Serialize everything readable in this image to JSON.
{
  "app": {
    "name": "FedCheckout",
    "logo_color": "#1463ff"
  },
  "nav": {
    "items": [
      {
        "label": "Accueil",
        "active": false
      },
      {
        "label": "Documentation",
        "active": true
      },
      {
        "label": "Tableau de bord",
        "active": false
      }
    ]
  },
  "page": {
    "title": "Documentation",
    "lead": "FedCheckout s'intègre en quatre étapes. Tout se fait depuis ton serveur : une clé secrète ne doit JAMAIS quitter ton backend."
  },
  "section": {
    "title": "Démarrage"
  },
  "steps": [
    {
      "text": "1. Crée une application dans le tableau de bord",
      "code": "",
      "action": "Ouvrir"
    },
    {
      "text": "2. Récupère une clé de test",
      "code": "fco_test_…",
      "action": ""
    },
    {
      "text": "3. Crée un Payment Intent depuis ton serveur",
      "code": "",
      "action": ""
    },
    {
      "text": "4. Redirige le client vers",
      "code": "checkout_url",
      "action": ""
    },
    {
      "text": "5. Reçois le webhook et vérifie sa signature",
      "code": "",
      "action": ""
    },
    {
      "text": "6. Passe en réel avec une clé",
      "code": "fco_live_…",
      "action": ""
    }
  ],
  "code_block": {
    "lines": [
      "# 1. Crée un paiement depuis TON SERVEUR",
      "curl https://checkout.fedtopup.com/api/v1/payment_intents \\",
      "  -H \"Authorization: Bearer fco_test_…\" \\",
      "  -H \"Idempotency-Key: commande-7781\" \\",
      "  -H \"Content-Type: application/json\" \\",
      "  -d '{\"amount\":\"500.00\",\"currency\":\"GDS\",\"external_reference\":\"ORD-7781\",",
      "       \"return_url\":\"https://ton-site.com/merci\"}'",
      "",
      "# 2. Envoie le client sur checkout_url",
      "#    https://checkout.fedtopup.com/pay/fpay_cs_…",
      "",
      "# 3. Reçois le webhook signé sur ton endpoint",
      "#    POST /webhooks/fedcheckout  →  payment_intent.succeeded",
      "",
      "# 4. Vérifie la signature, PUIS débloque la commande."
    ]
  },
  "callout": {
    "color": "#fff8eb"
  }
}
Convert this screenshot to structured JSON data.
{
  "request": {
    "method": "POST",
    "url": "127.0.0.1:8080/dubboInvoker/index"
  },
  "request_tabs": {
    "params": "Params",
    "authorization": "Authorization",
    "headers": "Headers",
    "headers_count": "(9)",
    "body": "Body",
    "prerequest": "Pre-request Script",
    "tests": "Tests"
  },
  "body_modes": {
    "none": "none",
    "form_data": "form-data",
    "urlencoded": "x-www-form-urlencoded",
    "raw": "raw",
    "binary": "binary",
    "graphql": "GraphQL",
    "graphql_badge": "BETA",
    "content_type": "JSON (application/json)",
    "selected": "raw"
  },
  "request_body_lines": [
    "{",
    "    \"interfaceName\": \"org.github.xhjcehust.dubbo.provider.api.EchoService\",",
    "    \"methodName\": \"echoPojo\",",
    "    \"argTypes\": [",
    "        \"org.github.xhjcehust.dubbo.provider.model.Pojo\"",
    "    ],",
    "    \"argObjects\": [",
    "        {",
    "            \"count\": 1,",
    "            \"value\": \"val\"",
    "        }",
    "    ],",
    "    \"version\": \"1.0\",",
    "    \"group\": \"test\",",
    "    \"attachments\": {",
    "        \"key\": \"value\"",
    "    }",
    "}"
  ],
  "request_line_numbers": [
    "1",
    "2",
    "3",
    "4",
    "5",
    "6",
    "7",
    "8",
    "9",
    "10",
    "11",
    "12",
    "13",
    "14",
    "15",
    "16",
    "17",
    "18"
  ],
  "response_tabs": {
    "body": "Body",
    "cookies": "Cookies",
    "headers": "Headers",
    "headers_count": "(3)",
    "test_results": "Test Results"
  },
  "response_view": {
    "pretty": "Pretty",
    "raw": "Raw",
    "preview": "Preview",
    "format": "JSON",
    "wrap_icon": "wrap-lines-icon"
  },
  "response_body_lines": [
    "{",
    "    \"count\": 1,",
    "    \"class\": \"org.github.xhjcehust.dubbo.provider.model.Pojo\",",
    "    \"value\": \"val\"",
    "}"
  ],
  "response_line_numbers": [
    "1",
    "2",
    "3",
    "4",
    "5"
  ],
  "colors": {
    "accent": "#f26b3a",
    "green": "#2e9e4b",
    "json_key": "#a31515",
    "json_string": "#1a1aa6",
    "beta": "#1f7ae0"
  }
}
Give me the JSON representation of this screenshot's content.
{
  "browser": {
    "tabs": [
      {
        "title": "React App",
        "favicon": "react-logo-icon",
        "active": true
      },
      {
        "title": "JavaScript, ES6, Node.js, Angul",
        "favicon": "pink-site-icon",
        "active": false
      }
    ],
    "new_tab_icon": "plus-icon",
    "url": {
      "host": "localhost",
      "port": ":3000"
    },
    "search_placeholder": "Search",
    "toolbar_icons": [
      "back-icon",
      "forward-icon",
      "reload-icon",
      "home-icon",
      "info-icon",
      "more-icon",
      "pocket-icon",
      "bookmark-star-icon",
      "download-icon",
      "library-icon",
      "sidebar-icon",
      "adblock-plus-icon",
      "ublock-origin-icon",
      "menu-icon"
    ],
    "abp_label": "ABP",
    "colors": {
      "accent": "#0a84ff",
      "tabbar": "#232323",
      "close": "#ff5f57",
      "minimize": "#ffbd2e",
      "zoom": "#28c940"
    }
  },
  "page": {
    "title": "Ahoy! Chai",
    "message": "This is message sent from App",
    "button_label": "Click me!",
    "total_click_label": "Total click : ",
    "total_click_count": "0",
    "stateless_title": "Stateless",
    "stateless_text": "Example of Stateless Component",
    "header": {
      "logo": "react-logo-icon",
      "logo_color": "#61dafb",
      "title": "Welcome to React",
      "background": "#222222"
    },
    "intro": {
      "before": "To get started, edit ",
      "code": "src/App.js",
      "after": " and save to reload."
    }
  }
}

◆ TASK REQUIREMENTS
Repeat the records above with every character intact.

◆ ANSWER SECTION
Serialize everything readable in this image to JSON.
{
  "app": {
    "name": "FedCheckout",
    "logo_color": "#1463ff"
  },
  "nav": {
    "items": [
      {
        "label": "Accueil",
        "active": false
      },
      {
        "label": "Documentation",
        "active": true
      },
      {
        "label": "Tableau de bord",
        "active": false
      }
    ]
  },
  "page": {
    "title": "Documentation",
    "lead": "FedCheckout s'intègre en quatre étapes. Tout se fait depuis ton serveur : une clé secrète ne doit JAMAIS quitter ton backend."
  },
  "section": {
    "title": "Démarrage"
  },
  "steps": [
    {
      "text": "1. Crée une application dans le tableau de bord",
      "code": "",
      "action": "Ouvrir"
    },
    {
      "text": "2. Récupère une clé de test",
      "code": "fco_test_…",
      "action": ""
    },
    {
      "text": "3. Crée un Payment Intent depuis ton serveur",
      "code": "",
      "action": ""
    },
    {
      "text": "4. Redirige le client vers",
      "code": "checkout_url",
      "action": ""
    },
    {
      "text": "5. Reçois le webhook et vérifie sa signature",
      "code": "",
      "action": ""
    },
    {
      "text": "6. Passe en réel avec une clé",
      "code": "fco_live_…",
      "action": ""
    }
  ],
  "code_block": {
    "lines": [
      "# 1. Crée un paiement depuis TON SERVEUR",
      "curl https://checkout.fedtopup.com/api/v1/payment_intents \\",
      "  -H \"Authorization: Bearer fco_test_…\" \\",
      "  -H \"Idempotency-Key: commande-7781\" \\",
      "  -H \"Content-Type: application/json\" \\",
      "  -d '{\"amount\":\"500.00\",\"currency\":\"GDS\",\"external_reference\":\"ORD-7781\",",
      "       \"return_url\":\"https://ton-site.com/merci\"}'",
      "",
      "# 2. Envoie le client sur checkout_url",
      "#    https://checkout.fedtopup.com/pay/fpay_cs_…",
      "",
      "# 3. Reçois le webhook signé sur ton endpoint",
      "#    POST /webhooks/fedcheckout  →  payment_intent.succeeded",
      "",
      "# 4. Vérifie la signature, PUIS débloque la commande."
    ]
  },
  "callout": {
    "color": "#fff8eb"
  }
}
Convert this screenshot to structured JSON data.
{
  "request": {
    "method": "POST",
    "url": "127.0.0.1:8080/dubboInvoker/index"
  },
  "request_tabs": {
    "params": "Params",
    "authorization": "Authorization",
    "headers": "Headers",
    "headers_count": "(9)",
    "body": "Body",
    "prerequest": "Pre-request Script",
    "tests": "Tests"
  },
  "body_modes": {
    "none": "none",
    "form_data": "form-data",
    "urlencoded": "x-www-form-urlencoded",
    "raw": "raw",
    "binary": "binary",
    "graphql": "GraphQL",
    "graphql_badge": "BETA",
    "content_type": "JSON (application/json)",
    "selected": "raw"
  },
  "request_body_lines": [
    "{",
    "    \"interfaceName\": \"org.github.xhjcehust.dubbo.provider.api.EchoService\",",
    "    \"methodName\": \"echoPojo\",",
    "    \"argTypes\": [",
    "        \"org.github.xhjcehust.dubbo.provider.model.Pojo\"",
    "    ],",
    "    \"argObjects\": [",
    "        {",
    "            \"count\": 1,",
    "            \"value\": \"val\"",
    "        }",
    "    ],",
    "    \"version\": \"1.0\",",
    "    \"group\": \"test\",",
    "    \"attachments\": {",
    "        \"key\": \"value\"",
    "    }",
    "}"
  ],
  "request_line_numbers": [
    "1",
    "2",
    "3",
    "4",
    "5",
    "6",
    "7",
    "8",
    "9",
    "10",
    "11",
    "12",
    "13",
    "14",
    "15",
    "16",
    "17",
    "18"
  ],
  "response_tabs": {
    "body": "Body",
    "cookies": "Cookies",
    "headers": "Headers",
    "headers_count": "(3)",
    "test_results": "Test Results"
  },
  "response_view": {
    "pretty": "Pretty",
    "raw": "Raw",
    "preview": "Preview",
    "format": "JSON",
    "wrap_icon": "wrap-lines-icon"
  },
  "response_body_lines": [
    "{",
    "    \"count\": 1,",
    "    \"class\": \"org.github.xhjcehust.dubbo.provider.model.Pojo\",",
    "    \"value\": \"val\"",
    "}"
  ],
  "response_line_numbers": [
    "1",
    "2",
    "3",
    "4",
    "5"
  ],
  "colors": {
    "accent": "#f26b3a",
    "green": "#2e9e4b",
    "json_key": "#a31515",
    "json_string": "#1a1aa6",
    "beta": "#1f7ae0"
  }
}
Give me the JSON representation of this screenshot's content.
{
  "browser": {
    "tabs": [
      {
        "title": "React App",
        "favicon": "react-logo-icon",
        "active": true
      },
      {
        "title": "JavaScript, ES6, Node.js, Angul",
        "favicon": "pink-site-icon",
        "active": false
      }
    ],
    "new_tab_icon": "plus-icon",
    "url": {
      "host": "localhost",
      "port": ":3000"
    },
    "search_placeholder": "Search",
    "toolbar_icons": [
      "back-icon",
      "forward-icon",
      "reload-icon",
      "home-icon",
      "info-icon",
      "more-icon",
      "pocket-icon",
      "bookmark-star-icon",
      "download-icon",
      "library-icon",
      "sidebar-icon",
      "adblock-plus-icon",
      "ublock-origin-icon",
      "menu-icon"
    ],
    "abp_label": "ABP",
    "colors": {
      "accent": "#0a84ff",
      "tabbar": "#232323",
      "close": "#ff5f57",
      "minimize": "#ffbd2e",
      "zoom": "#28c940"
    }
  },
  "page": {
    "title": "Ahoy! Chai",
    "message": "This is message sent from App",
    "button_label": "Click me!",
    "total_click_label": "Total click : ",
    "total_click_count": "0",
    "stateless_title": "Stateless",
    "stateless_text": "Example of Stateless Component",
    "header": {
      "logo": "react-logo-icon",
      "logo_color": "#61dafb",
      "title": "Welcome to React",
      "background": "#222222"
    },
    "intro": {
      "before": "To get started, edit ",
      "code": "src/App.js",
      "after": " and save to reload."
    }
  }
}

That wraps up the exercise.